> [WHAT TO DO]
All of the lines below need to be copied exactly, apart from the pictures.

### THE INPUT

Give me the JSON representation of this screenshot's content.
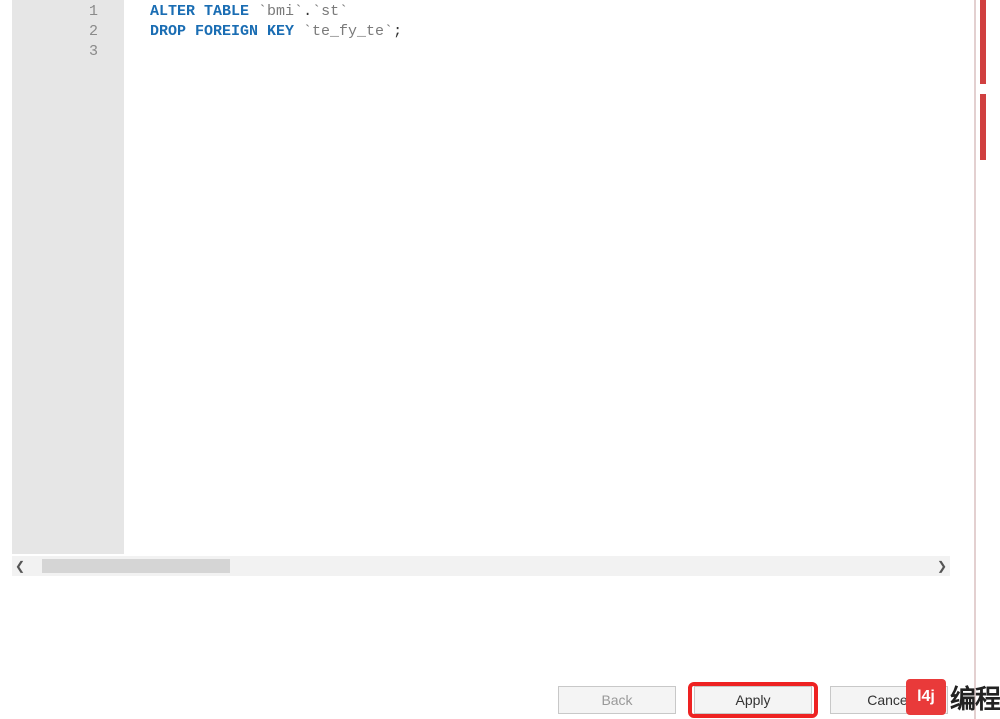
{
  "editor": {
    "lines": [
      {
        "n": "1",
        "segments": [
          {
            "cls": "kw",
            "t": "ALTER TABLE"
          },
          {
            "cls": "pn",
            "t": " "
          },
          {
            "cls": "bt",
            "t": "`bmi`"
          },
          {
            "cls": "pn",
            "t": "."
          },
          {
            "cls": "bt",
            "t": "`st`"
          }
        ]
      },
      {
        "n": "2",
        "segments": [
          {
            "cls": "kw",
            "t": "DROP FOREIGN KEY"
          },
          {
            "cls": "pn",
            "t": " "
          },
          {
            "cls": "bt",
            "t": "`te_fy_te`"
          },
          {
            "cls": "pn",
            "t": ";"
          }
        ]
      },
      {
        "n": "3",
        "segments": []
      }
    ]
  },
  "scroll": {
    "left_arrow": "❮",
    "right_arrow": "❯"
  },
  "buttons": {
    "back": "Back",
    "apply": "Apply",
    "cancel": "Cancel"
  },
  "watermark": {
    "badge": "l4j",
    "text": "编程"
  }
}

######

> [ANSWER BOX]
Give me the JSON representation of this screenshot's content.
{
  "editor": {
    "lines": [
      {
        "n": "1",
        "segments": [
          {
            "cls": "kw",
            "t": "ALTER TABLE"
          },
          {
            "cls": "pn",
            "t": " "
          },
          {
            "cls": "bt",
            "t": "`bmi`"
          },
          {
            "cls": "pn",
            "t": "."
          },
          {
            "cls": "bt",
            "t": "`st`"
          }
        ]
      },
      {
        "n": "2",
        "segments": [
          {
            "cls": "kw",
            "t": "DROP FOREIGN KEY"
          },
          {
            "cls": "pn",
            "t": " "
          },
          {
            "cls": "bt",
            "t": "`te_fy_te`"
          },
          {
            "cls": "pn",
            "t": ";"
          }
        ]
      },
      {
        "n": "3",
        "segments": []
      }
    ]
  },
  "scroll": {
    "left_arrow": "❮",
    "right_arrow": "❯"
  },
  "buttons": {
    "back": "Back",
    "apply": "Apply",
    "cancel": "Cancel"
  },
  "watermark": {
    "badge": "l4j",
    "text": "编程"
  }
}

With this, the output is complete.